How has COVID-19 changed your view of your career and life in general? Like so many others, COVID-19 has really forced me to think about what matters to me and how I live these values. At the time, I was living in San Francisco working on LinkedIn during the day and studying a professional development class at San Jose State University at night. When the pandemic hit and everyone moved to work from home, LinkedIn introduced a myriad of policies to support that transition such as home office salaries, flexible working hours, and a leave policy for caregivers. In that moment, empathetic leadership really stood out as a value I wanted to complement throughout my career.
While we have all had to adapt to the new normal under the pandemic, the impact on some communities has been more severe than on others. For the first generation of college students I studied at San Jose State University, the early pandemic was devastating to their job search. Many companies have frozen staff, delayed start dates, and canceled shows. Coming from low-income backgrounds and without reliable professional networks, the disadvantages of these students are becoming more apparent. Watching this little piece of how the pandemic has exacerbated existing inequality in society assured me that I wanted to create products and services that promote equality.
On a personal level, the pandemic has also helped me realize what motivates and motivates me. With more free time on my hands, I read novels for the first time since college and discovered my love for playing the piano. Having to spend more time at home has made me better at focusing myself, and I hope to continue to practice this skill.
What prompted you to pursue an MBA at this point and what do you hope to do after graduation? I wanted to do an MBA because I was also interested in exploring the technology space of a smart city. Growing up, I commuted a lot and lived in a number of cities across China, Canada, and the United States. I loved the liveliness of cities, but I also saw the disparities they could harbor. This upbringing has inspired me to work on the challenges of the world’s most populous cities. Having spent the past five years in the tech industry, I want to bring my experiences and skills to create a tech solution to solve urban challenges.
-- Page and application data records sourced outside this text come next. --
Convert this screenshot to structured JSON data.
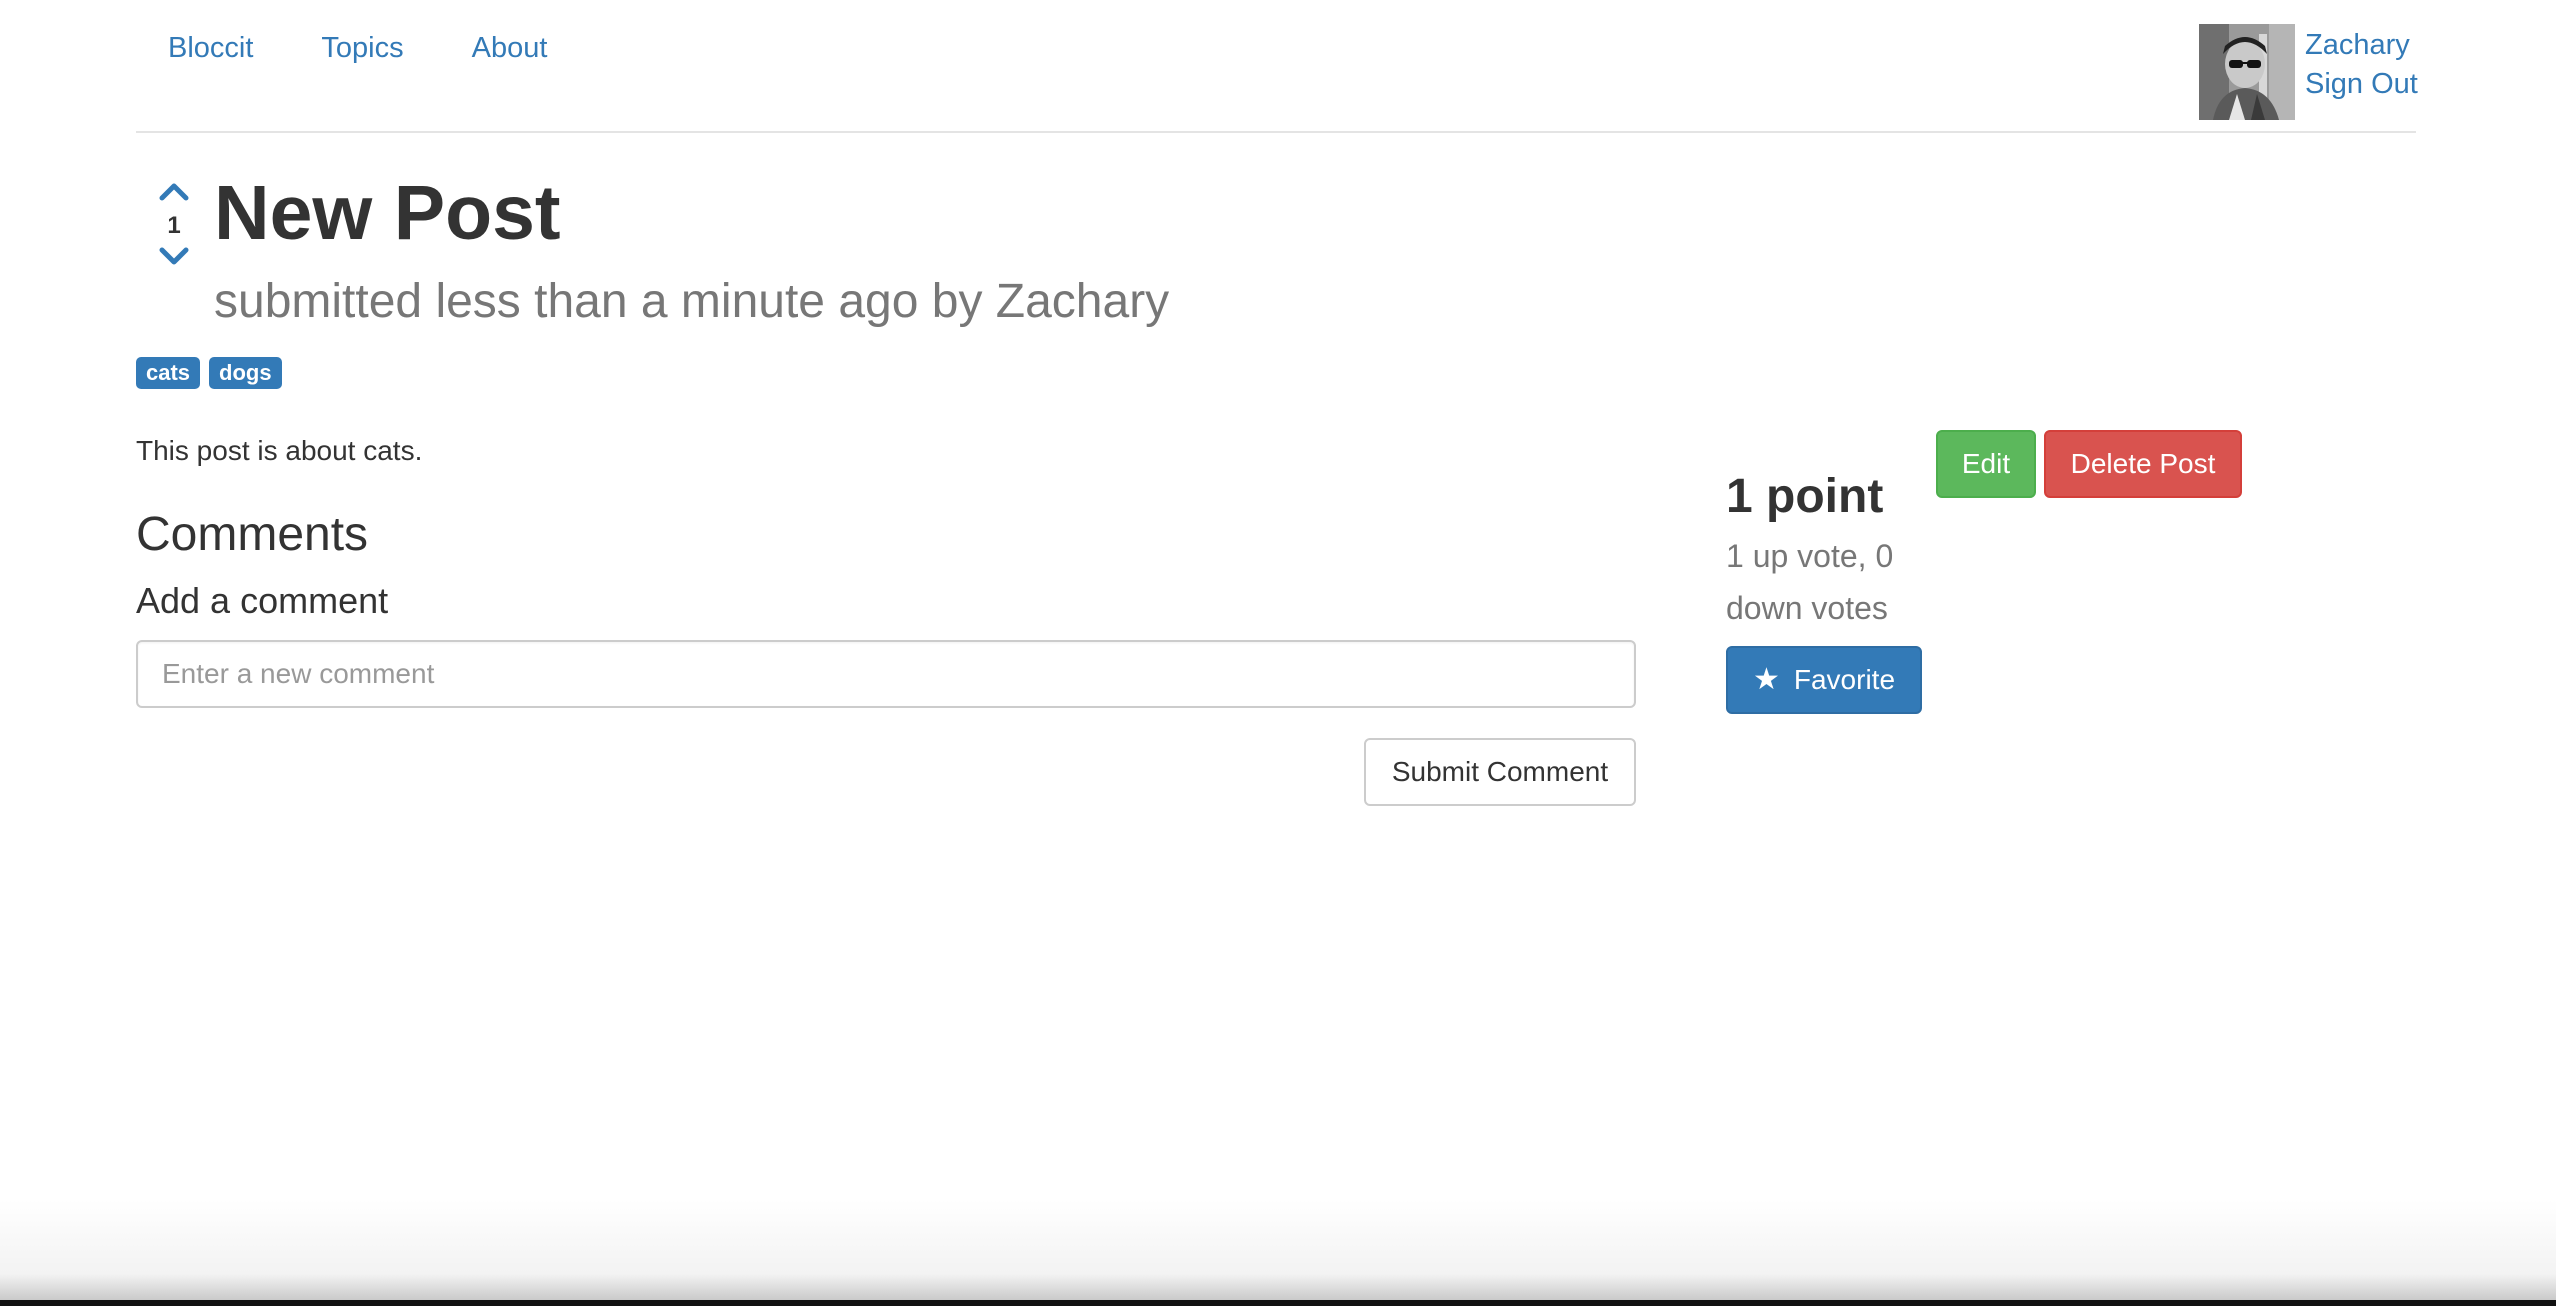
{
  "nav": {
    "brand": "Bloccit",
    "topics": "Topics",
    "about": "About"
  },
  "user": {
    "name": "Zachary",
    "sign_out": "Sign Out"
  },
  "post": {
    "vote_count": "1",
    "title": "New Post",
    "subtitle": "submitted less than a minute ago by Zachary",
    "tags": [
      "cats",
      "dogs"
    ],
    "body": "This post is about cats."
  },
  "comments": {
    "heading": "Comments",
    "add_heading": "Add a comment",
    "input_placeholder": "Enter a new comment",
    "input_value": "",
    "submit_label": "Submit Comment"
  },
  "sidebar": {
    "edit_label": "Edit",
    "delete_label": "Delete Post",
    "points": "1 point",
    "votes_detail": "1 up vote, 0 down votes",
    "favorite_label": "Favorite",
    "favorite_icon": "star-icon"
  },
  "colors": {
    "link": "#337ab7",
    "primary": "#337ab7",
    "success": "#5cb85c",
    "danger": "#d9534f",
    "muted": "#777777"
  }
}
What other MBA programs have you applied to? I applied to London Business School because of the international student body, but in the end I gave priority to the MMM program at Kellogg because of its unique curriculum and offering.
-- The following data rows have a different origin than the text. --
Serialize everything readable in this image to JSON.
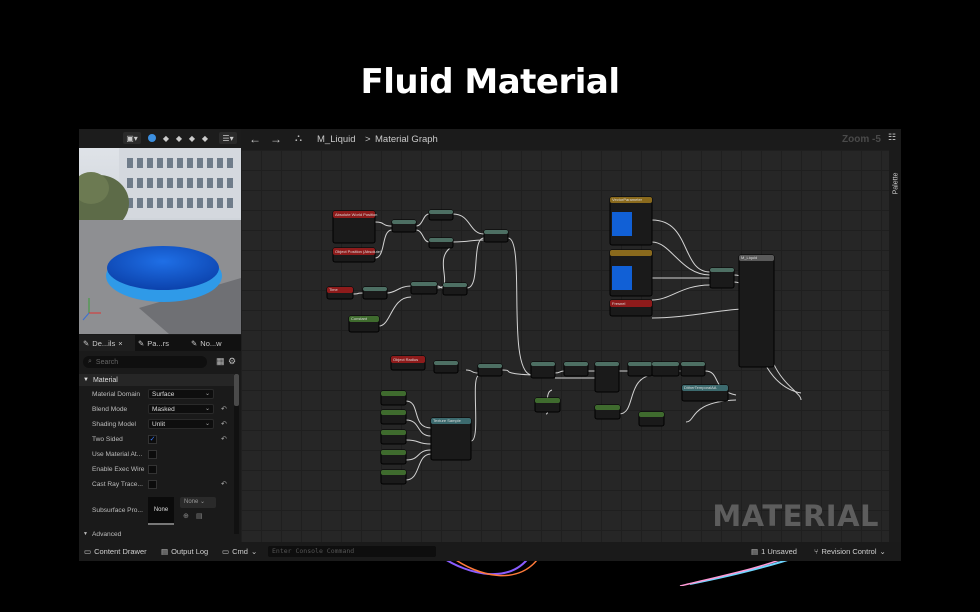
{
  "page_title": "Fluid Material",
  "graph_header": {
    "asset": "M_Liquid",
    "separator": ">",
    "view": "Material Graph",
    "zoom": "Zoom -5",
    "palette": "Palette"
  },
  "details": {
    "tabs": [
      {
        "label": "De...ils",
        "close": "×"
      },
      {
        "label": "Pa...rs"
      },
      {
        "label": "No...w"
      }
    ],
    "search_placeholder": "Search",
    "section": "Material",
    "rows": [
      {
        "label": "Material Domain",
        "value": "Surface"
      },
      {
        "label": "Blend Mode",
        "value": "Masked"
      },
      {
        "label": "Shading Model",
        "value": "Unlit"
      },
      {
        "label": "Two Sided",
        "checked": "✓"
      },
      {
        "label": "Use Material At..."
      },
      {
        "label": "Enable Exec Wire"
      },
      {
        "label": "Cast Ray Trace..."
      },
      {
        "label": "Subsurface Pro...",
        "value": "None",
        "drop": "None"
      }
    ],
    "advanced": "Advanced"
  },
  "graph": {
    "watermark": "MATERIAL",
    "node_titles": {
      "absolute_world_position": "Absolute World Position",
      "object_position": "Object Position (Absolute)",
      "time": "Time",
      "constant": "Constant",
      "object_radius": "Object Radius",
      "texture_sample": "Texture Sample",
      "vector_param": "VectorParameter",
      "fresnel": "Fresnel",
      "result": "M_Liquid",
      "dither": "DitherTemporalAA"
    },
    "result_pins": [
      "Base Color",
      "Metallic",
      "Specular",
      "Roughness",
      "Emissive Color",
      "Opacity",
      "Opacity Mask",
      "Normal",
      "World Position Offset",
      "Refraction",
      "Pixel Depth Offset"
    ]
  },
  "status_bar": {
    "content_drawer": "Content Drawer",
    "output_log": "Output Log",
    "cmd": "Cmd",
    "console_placeholder": "Enter Console Command",
    "unsaved": "1 Unsaved",
    "revision_control": "Revision Control"
  },
  "colors": {
    "background": "#000000",
    "accent_blue": "#1160d6",
    "node_red": "#8e1b1b",
    "node_green": "#3f6b2e",
    "node_gold": "#8a6a1d",
    "node_teal": "#3c6a6e"
  }
}
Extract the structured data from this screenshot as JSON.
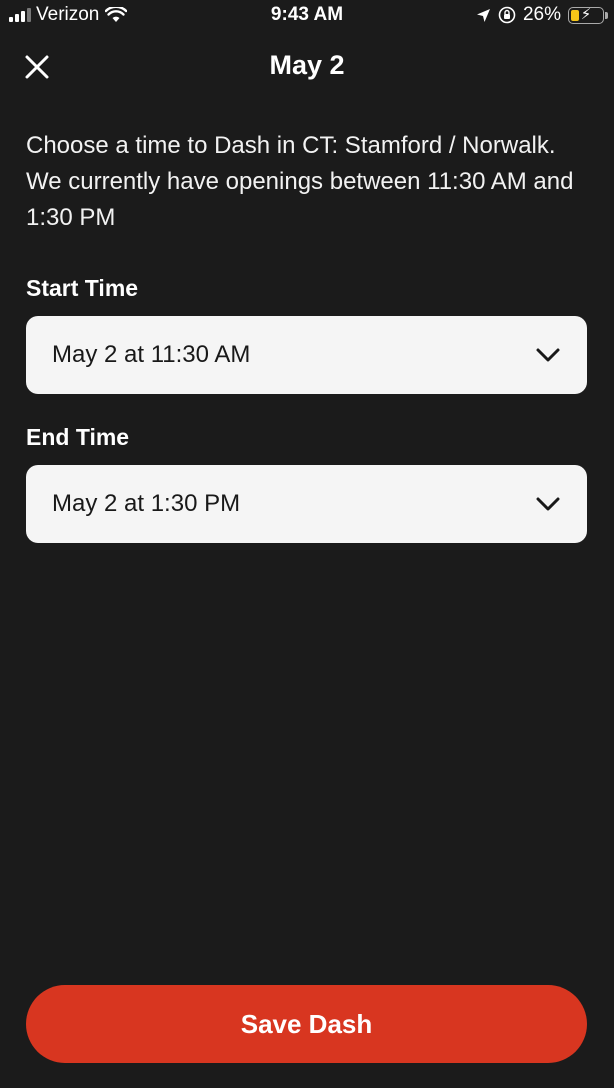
{
  "status_bar": {
    "carrier": "Verizon",
    "time": "9:43 AM",
    "battery_percent": "26%",
    "battery_level": 0.26,
    "icons": [
      "signal-icon",
      "wifi-icon",
      "location-icon",
      "orientation-lock-icon",
      "battery-icon"
    ]
  },
  "header": {
    "title": "May 2",
    "close_icon": "close-icon"
  },
  "description": "Choose a time to Dash in CT: Stamford / Norwalk. We currently have openings between 11:30 AM and 1:30 PM",
  "start_time": {
    "label": "Start Time",
    "value": "May 2 at 11:30 AM"
  },
  "end_time": {
    "label": "End Time",
    "value": "May 2 at 1:30 PM"
  },
  "save_button": {
    "label": "Save Dash"
  },
  "colors": {
    "background": "#1b1b1b",
    "accent": "#d83620",
    "field_background": "#f5f5f5",
    "battery": "#f5c518"
  }
}
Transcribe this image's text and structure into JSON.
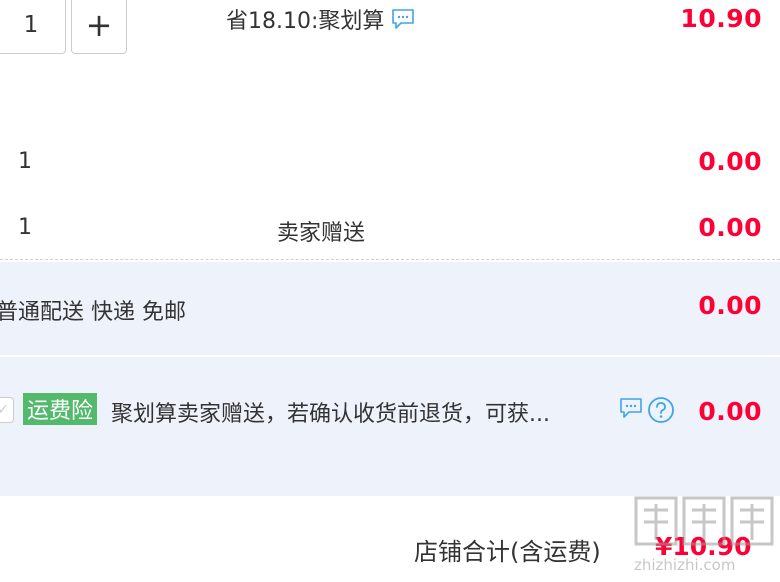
{
  "item_main": {
    "quantity": "1",
    "plus_label": "+",
    "promo_text": "省18.10:聚划算",
    "price": "10.90"
  },
  "gift_rows": [
    {
      "quantity": "1",
      "label": "",
      "price": "0.00"
    },
    {
      "quantity": "1",
      "label": "卖家赠送",
      "price": "0.00"
    }
  ],
  "shipping": {
    "label": "普通配送 快递 免邮",
    "price": "0.00"
  },
  "insurance": {
    "check_mark": "✓",
    "tag": "运费险",
    "description": "聚划算卖家赠送，若确认收货前退货，可获...",
    "price": "0.00"
  },
  "footer": {
    "total_label": "店铺合计(含运费)",
    "total_price": "¥10.90"
  },
  "watermark": {
    "brand": "值",
    "url": "zhizhizhi.com"
  },
  "colors": {
    "price_red": "#ff0036",
    "band_blue": "#eef3fb",
    "tag_green": "#52b96d",
    "icon_blue": "#3fa5e6"
  }
}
What advice would you give to help potential applicants gain admission into Northwestern Kellogg’s MBA program? Bring yourself fully to the application. Yes, it’s important to showcase your skills and influence, but Kellogg isn’t just a career hub – it’s a community of people who want to learn from each other and have fun together. What makes you get out of bed in the morning? How do you show the people and things you care about? They want to know what really matters to you and what kind of legacy you will leave with the program.